- _Exercise objective_: Output each entry that follows exactly. Images stay out.
Start of Given records
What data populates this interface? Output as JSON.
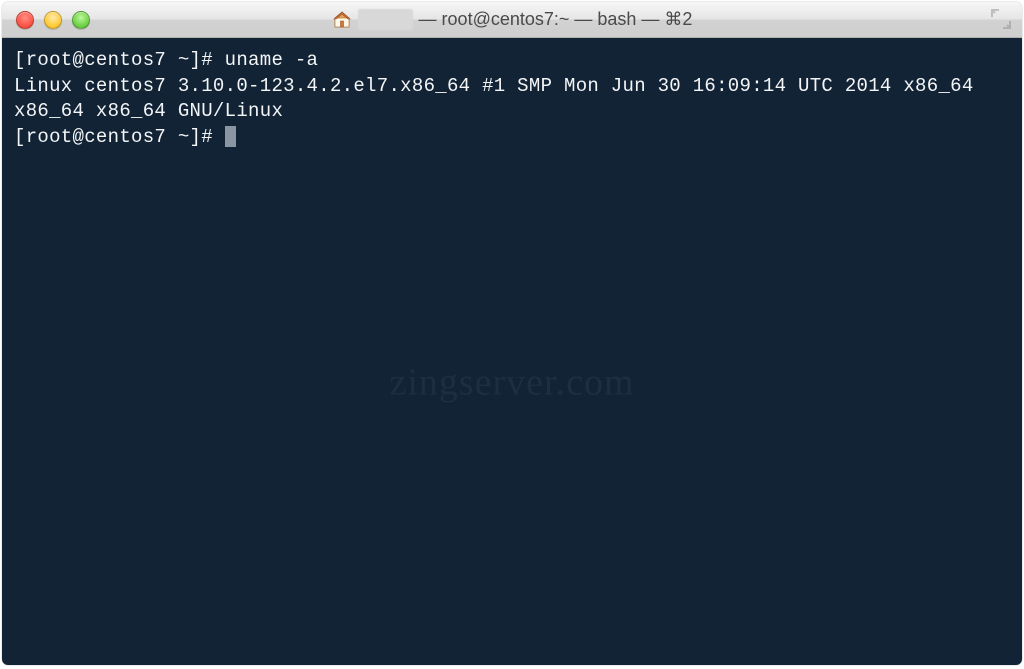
{
  "window": {
    "title_user_blurred": "           ",
    "title_rest": " — root@centos7:~ — bash — ⌘2"
  },
  "terminal": {
    "prompt1": "[root@centos7 ~]# ",
    "command1": "uname -a",
    "output1": "Linux centos7 3.10.0-123.4.2.el7.x86_64 #1 SMP Mon Jun 30 16:09:14 UTC 2014 x86_64 x86_64 x86_64 GNU/Linux",
    "prompt2": "[root@centos7 ~]# "
  },
  "watermark": "zingserver.com"
}
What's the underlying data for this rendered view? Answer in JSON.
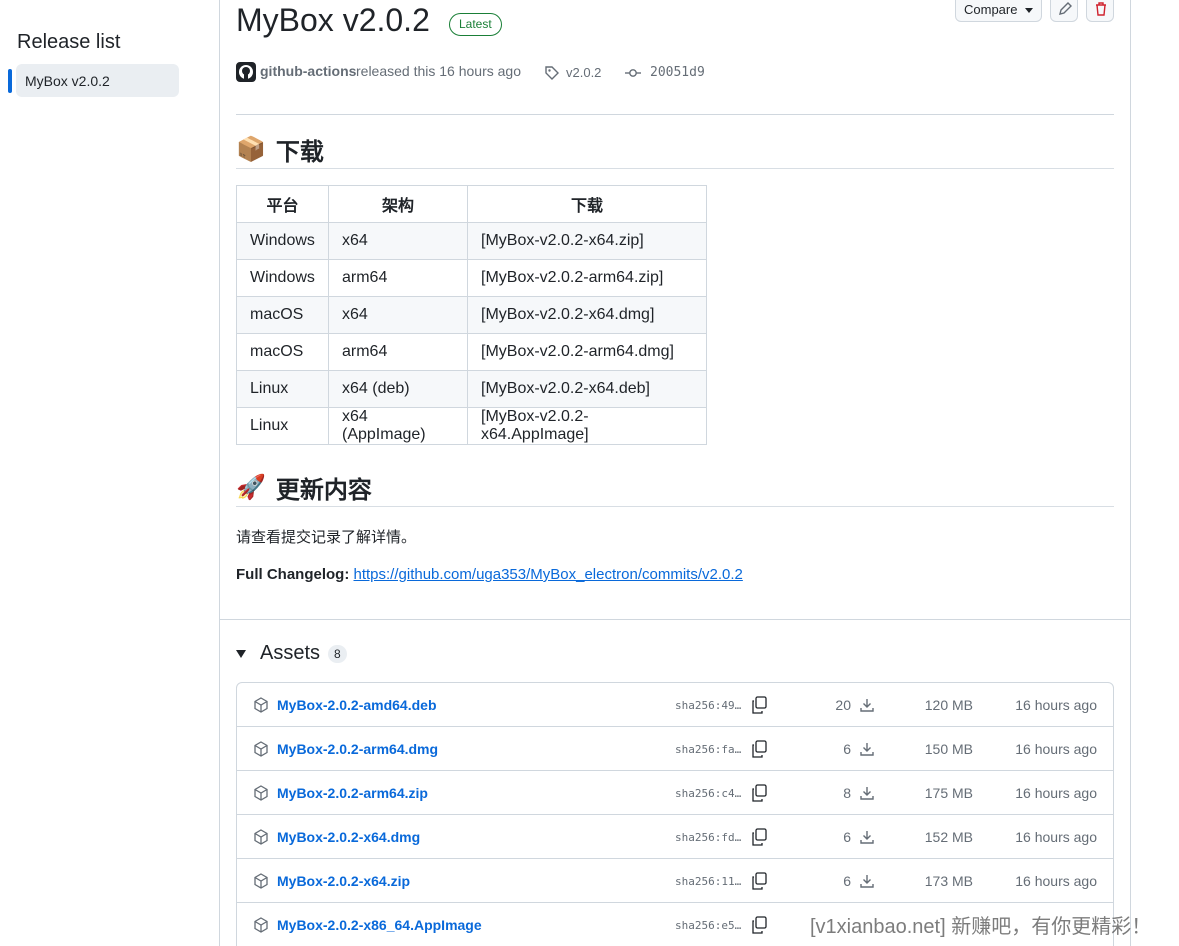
{
  "sidebar": {
    "title": "Release list",
    "items": [
      {
        "label": "MyBox v2.0.2",
        "active": true
      }
    ]
  },
  "release": {
    "title": "MyBox v2.0.2",
    "badge": "Latest",
    "compare_label": "Compare",
    "author": "github-actions",
    "released_text": "released this 16 hours ago",
    "tag": "v2.0.2",
    "commit": "20051d9"
  },
  "download_section": {
    "emoji": "📦",
    "heading": "下载",
    "headers": [
      "平台",
      "架构",
      "下载"
    ],
    "rows": [
      [
        "Windows",
        "x64",
        "[MyBox-v2.0.2-x64.zip]"
      ],
      [
        "Windows",
        "arm64",
        "[MyBox-v2.0.2-arm64.zip]"
      ],
      [
        "macOS",
        "x64",
        "[MyBox-v2.0.2-x64.dmg]"
      ],
      [
        "macOS",
        "arm64",
        "[MyBox-v2.0.2-arm64.dmg]"
      ],
      [
        "Linux",
        "x64 (deb)",
        "[MyBox-v2.0.2-x64.deb]"
      ],
      [
        "Linux",
        "x64 (AppImage)",
        "[MyBox-v2.0.2-x64.AppImage]"
      ]
    ]
  },
  "updates_section": {
    "emoji": "🚀",
    "heading": "更新内容",
    "text": "请查看提交记录了解详情。",
    "changelog_label": "Full Changelog:",
    "changelog_url": "https://github.com/uga353/MyBox_electron/commits/v2.0.2"
  },
  "assets": {
    "title": "Assets",
    "count": "8",
    "items": [
      {
        "name": "MyBox-2.0.2-amd64.deb",
        "sha": "sha256:49…",
        "downloads": "20",
        "size": "120 MB",
        "time": "16 hours ago"
      },
      {
        "name": "MyBox-2.0.2-arm64.dmg",
        "sha": "sha256:fa…",
        "downloads": "6",
        "size": "150 MB",
        "time": "16 hours ago"
      },
      {
        "name": "MyBox-2.0.2-arm64.zip",
        "sha": "sha256:c4…",
        "downloads": "8",
        "size": "175 MB",
        "time": "16 hours ago"
      },
      {
        "name": "MyBox-2.0.2-x64.dmg",
        "sha": "sha256:fd…",
        "downloads": "6",
        "size": "152 MB",
        "time": "16 hours ago"
      },
      {
        "name": "MyBox-2.0.2-x64.zip",
        "sha": "sha256:11…",
        "downloads": "6",
        "size": "173 MB",
        "time": "16 hours ago"
      },
      {
        "name": "MyBox-2.0.2-x86_64.AppImage",
        "sha": "sha256:e5…",
        "downloads": "",
        "size": "",
        "time": ""
      }
    ]
  },
  "watermark": "[v1xianbao.net] 新赚吧，有你更精彩！"
}
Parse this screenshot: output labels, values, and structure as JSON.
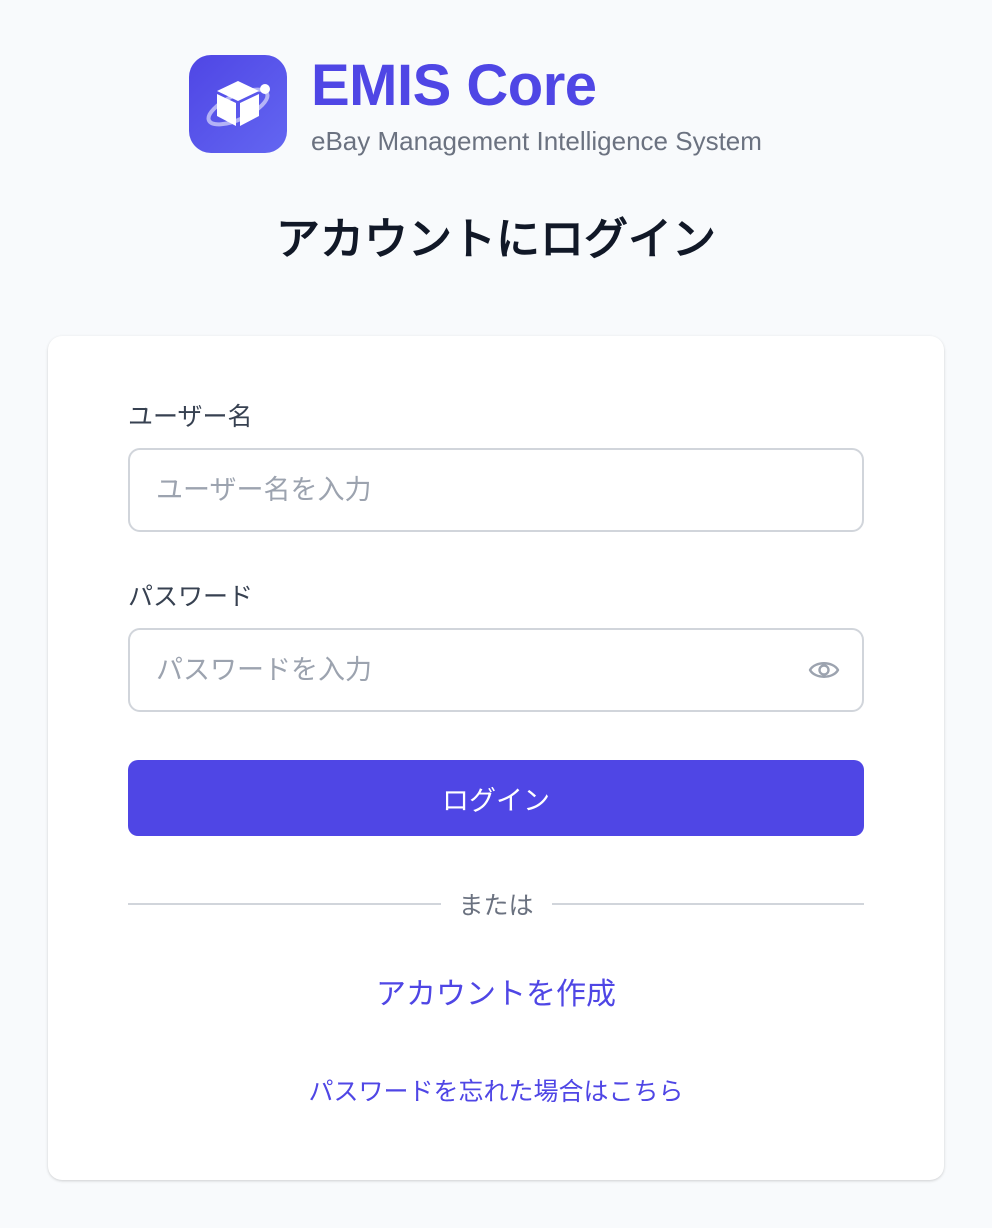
{
  "brand": {
    "name": "EMIS Core",
    "subtitle": "eBay Management Intelligence System",
    "logo_icon": "package-orbit-icon",
    "accent_color": "#4f46e5"
  },
  "heading": "アカウントにログイン",
  "form": {
    "username": {
      "label": "ユーザー名",
      "placeholder": "ユーザー名を入力",
      "value": ""
    },
    "password": {
      "label": "パスワード",
      "placeholder": "パスワードを入力",
      "value": "",
      "toggle_icon": "eye-icon"
    },
    "submit_label": "ログイン"
  },
  "divider_text": "または",
  "links": {
    "create_account": "アカウントを作成",
    "forgot_password": "パスワードを忘れた場合はこちら"
  }
}
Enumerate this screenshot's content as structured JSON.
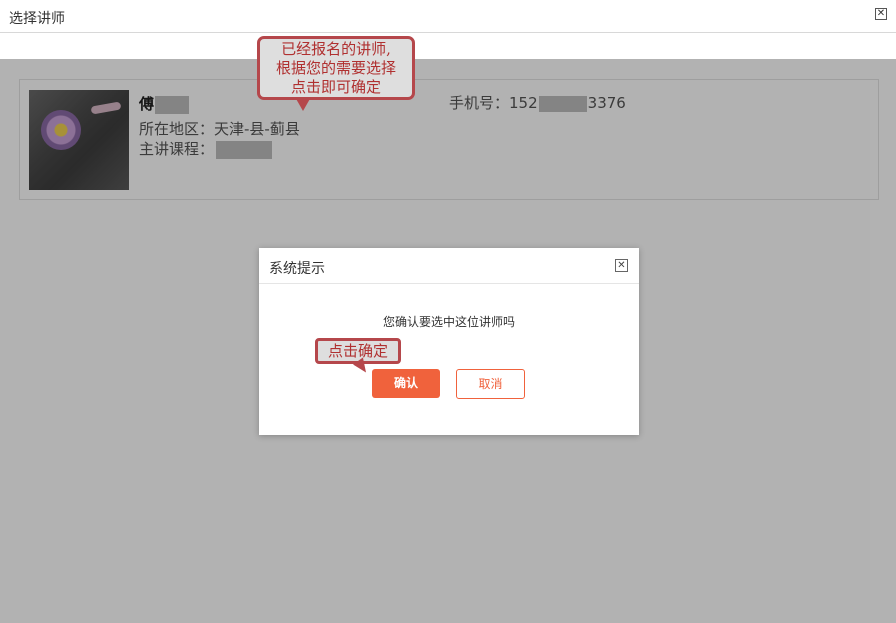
{
  "window": {
    "title": "选择讲师",
    "close_symbol": "✕"
  },
  "teacher": {
    "name": "傅",
    "region_label": "所在地区：",
    "region_value": "天津-县-蓟县",
    "course_label": "主讲课程：",
    "phone_label": "手机号：",
    "phone_prefix": "152",
    "phone_suffix": "3376"
  },
  "annotations": {
    "callout1": [
      "已经报名的讲师,",
      "根据您的需要选择",
      "点击即可确定"
    ],
    "callout2": "点击确定"
  },
  "dialog": {
    "title": "系统提示",
    "close_symbol": "✕",
    "message": "您确认要选中这位讲师吗",
    "confirm_label": "确认",
    "cancel_label": "取消"
  },
  "colors": {
    "accent": "#f0623c",
    "annotation_border": "#b5474b"
  }
}
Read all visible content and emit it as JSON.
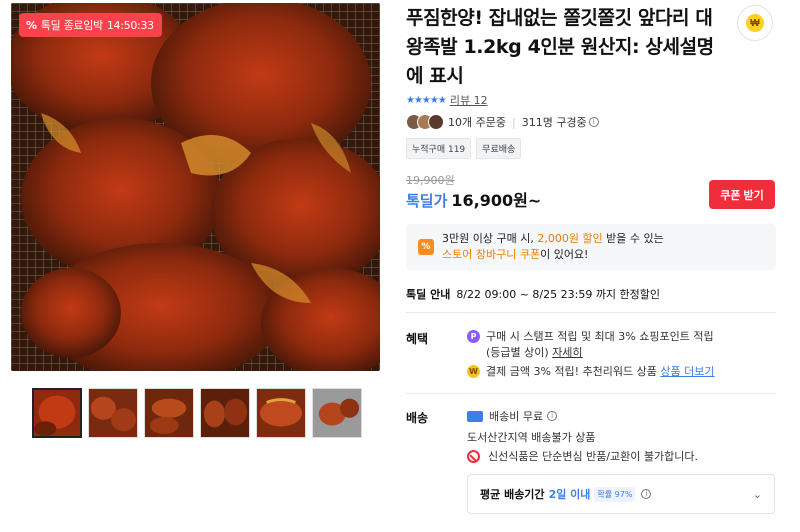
{
  "deal_badge": {
    "icon": "percent-icon",
    "label": "톡딜 종료임박",
    "countdown": "14:50:33"
  },
  "thumbnails_count": 6,
  "product": {
    "title": "푸짐한양! 잡내없는 쫄깃쫄깃 앞다리 대왕족발 1.2kg 4인분 원산지: 상세설명에 표시",
    "rating_stars": "★★★★★",
    "review_label": "리뷰 12",
    "order_count": "10개 주문중",
    "viewer_count": "311명 구경중",
    "tags": [
      "누적구매 119",
      "무료배송"
    ],
    "original_price": "19,900원",
    "price_label": "톡딜가",
    "price": "16,900원~",
    "coupon_button": "쿠폰 받기"
  },
  "coupon_notice": {
    "icon_text": "%",
    "part1": "3만원 이상 구매 시, ",
    "highlight1": "2,000원 할인",
    "part2": " 받을 수 있는",
    "highlight2": "스토어 장바구니 쿠폰",
    "part3": "이 있어요!"
  },
  "deal_info": {
    "label": "톡딜 안내",
    "text": "8/22 09:00 ~ 8/25 23:59 까지 한정할인"
  },
  "benefits": {
    "label": "혜택",
    "line1_icon": "P",
    "line1_text": "구매 시 스탬프 적립 및 최대 3% 쇼핑포인트 적립",
    "line1b_text": "(등급별 상이) ",
    "line1_link": "자세히",
    "line2_icon": "W",
    "line2_text": "결제 금액 3% 적립! 추천리워드 상품 ",
    "line2_link": "상품 더보기"
  },
  "shipping": {
    "label": "배송",
    "free_label": "배송비 무료",
    "restriction": "도서산간지역 배송불가 상품",
    "no_return": "신선식품은 단순변심 반품/교환이 불가합니다.",
    "avg_label": "평균 배송기간",
    "avg_value": "2일 이내",
    "avg_pill": "확률 97%"
  },
  "colors": {
    "accent_blue": "#3d7ee8",
    "accent_red": "#f02d3a",
    "highlight_orange": "#f57c00"
  }
}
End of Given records
- _Written response_:
What data populates this interface? Output as JSON.
{
  "window": {
    "title_user_blurred": "           ",
    "title_rest": " — root@centos7:~ — bash — ⌘2"
  },
  "terminal": {
    "prompt1": "[root@centos7 ~]# ",
    "command1": "uname -a",
    "output1": "Linux centos7 3.10.0-123.4.2.el7.x86_64 #1 SMP Mon Jun 30 16:09:14 UTC 2014 x86_64 x86_64 x86_64 GNU/Linux",
    "prompt2": "[root@centos7 ~]# "
  },
  "watermark": "zingserver.com"
}
What's the underlying data for this rendered view? Answer in JSON.
{
  "sidebar": {
    "title": "Release list",
    "items": [
      {
        "label": "MyBox v2.0.2",
        "active": true
      }
    ]
  },
  "release": {
    "title": "MyBox v2.0.2",
    "badge": "Latest",
    "compare_label": "Compare",
    "author": "github-actions",
    "released_text": "released this 16 hours ago",
    "tag": "v2.0.2",
    "commit": "20051d9"
  },
  "download_section": {
    "emoji": "📦",
    "heading": "下载",
    "headers": [
      "平台",
      "架构",
      "下载"
    ],
    "rows": [
      [
        "Windows",
        "x64",
        "[MyBox-v2.0.2-x64.zip]"
      ],
      [
        "Windows",
        "arm64",
        "[MyBox-v2.0.2-arm64.zip]"
      ],
      [
        "macOS",
        "x64",
        "[MyBox-v2.0.2-x64.dmg]"
      ],
      [
        "macOS",
        "arm64",
        "[MyBox-v2.0.2-arm64.dmg]"
      ],
      [
        "Linux",
        "x64 (deb)",
        "[MyBox-v2.0.2-x64.deb]"
      ],
      [
        "Linux",
        "x64 (AppImage)",
        "[MyBox-v2.0.2-x64.AppImage]"
      ]
    ]
  },
  "updates_section": {
    "emoji": "🚀",
    "heading": "更新内容",
    "text": "请查看提交记录了解详情。",
    "changelog_label": "Full Changelog:",
    "changelog_url": "https://github.com/uga353/MyBox_electron/commits/v2.0.2"
  },
  "assets": {
    "title": "Assets",
    "count": "8",
    "items": [
      {
        "name": "MyBox-2.0.2-amd64.deb",
        "sha": "sha256:49…",
        "downloads": "20",
        "size": "120 MB",
        "time": "16 hours ago"
      },
      {
        "name": "MyBox-2.0.2-arm64.dmg",
        "sha": "sha256:fa…",
        "downloads": "6",
        "size": "150 MB",
        "time": "16 hours ago"
      },
      {
        "name": "MyBox-2.0.2-arm64.zip",
        "sha": "sha256:c4…",
        "downloads": "8",
        "size": "175 MB",
        "time": "16 hours ago"
      },
      {
        "name": "MyBox-2.0.2-x64.dmg",
        "sha": "sha256:fd…",
        "downloads": "6",
        "size": "152 MB",
        "time": "16 hours ago"
      },
      {
        "name": "MyBox-2.0.2-x64.zip",
        "sha": "sha256:11…",
        "downloads": "6",
        "size": "173 MB",
        "time": "16 hours ago"
      },
      {
        "name": "MyBox-2.0.2-x86_64.AppImage",
        "sha": "sha256:e5…",
        "downloads": "",
        "size": "",
        "time": ""
      }
    ]
  },
  "watermark": "[v1xianbao.net] 新赚吧，有你更精彩！"
}
Parse this screenshot: output labels, values, and structure as JSON.
{
  "brand": {
    "name": "EMIS Core",
    "subtitle": "eBay Management Intelligence System",
    "logo_icon": "package-orbit-icon",
    "accent_color": "#4f46e5"
  },
  "heading": "アカウントにログイン",
  "form": {
    "username": {
      "label": "ユーザー名",
      "placeholder": "ユーザー名を入力",
      "value": ""
    },
    "password": {
      "label": "パスワード",
      "placeholder": "パスワードを入力",
      "value": "",
      "toggle_icon": "eye-icon"
    },
    "submit_label": "ログイン"
  },
  "divider_text": "または",
  "links": {
    "create_account": "アカウントを作成",
    "forgot_password": "パスワードを忘れた場合はこちら"
  }
}
Enumerate this screenshot's content as structured JSON.
{
  "window": {
    "title": "选择讲师",
    "close_symbol": "✕"
  },
  "teacher": {
    "name": "傅",
    "region_label": "所在地区：",
    "region_value": "天津-县-蓟县",
    "course_label": "主讲课程：",
    "phone_label": "手机号：",
    "phone_prefix": "152",
    "phone_suffix": "3376"
  },
  "annotations": {
    "callout1": [
      "已经报名的讲师,",
      "根据您的需要选择",
      "点击即可确定"
    ],
    "callout2": "点击确定"
  },
  "dialog": {
    "title": "系统提示",
    "close_symbol": "✕",
    "message": "您确认要选中这位讲师吗",
    "confirm_label": "确认",
    "cancel_label": "取消"
  },
  "colors": {
    "accent": "#f0623c",
    "annotation_border": "#b5474b"
  }
}
Read all visible content and emit it as JSON.
{
  "deal_badge": {
    "icon": "percent-icon",
    "label": "톡딜 종료임박",
    "countdown": "14:50:33"
  },
  "thumbnails_count": 6,
  "product": {
    "title": "푸짐한양! 잡내없는 쫄깃쫄깃 앞다리 대왕족발 1.2kg 4인분 원산지: 상세설명에 표시",
    "rating_stars": "★★★★★",
    "review_label": "리뷰 12",
    "order_count": "10개 주문중",
    "viewer_count": "311명 구경중",
    "tags": [
      "누적구매 119",
      "무료배송"
    ],
    "original_price": "19,900원",
    "price_label": "톡딜가",
    "price": "16,900원~",
    "coupon_button": "쿠폰 받기"
  },
  "coupon_notice": {
    "icon_text": "%",
    "part1": "3만원 이상 구매 시, ",
    "highlight1": "2,000원 할인",
    "part2": " 받을 수 있는",
    "highlight2": "스토어 장바구니 쿠폰",
    "part3": "이 있어요!"
  },
  "deal_info": {
    "label": "톡딜 안내",
    "text": "8/22 09:00 ~ 8/25 23:59 까지 한정할인"
  },
  "benefits": {
    "label": "혜택",
    "line1_icon": "P",
    "line1_text": "구매 시 스탬프 적립 및 최대 3% 쇼핑포인트 적립",
    "line1b_text": "(등급별 상이) ",
    "line1_link": "자세히",
    "line2_icon": "W",
    "line2_text": "결제 금액 3% 적립! 추천리워드 상품 ",
    "line2_link": "상품 더보기"
  },
  "shipping": {
    "label": "배송",
    "free_label": "배송비 무료",
    "restriction": "도서산간지역 배송불가 상품",
    "no_return": "신선식품은 단순변심 반품/교환이 불가합니다.",
    "avg_label": "평균 배송기간",
    "avg_value": "2일 이내",
    "avg_pill": "확률 97%"
  },
  "colors": {
    "accent_blue": "#3d7ee8",
    "accent_red": "#f02d3a",
    "highlight_orange": "#f57c00"
  }
}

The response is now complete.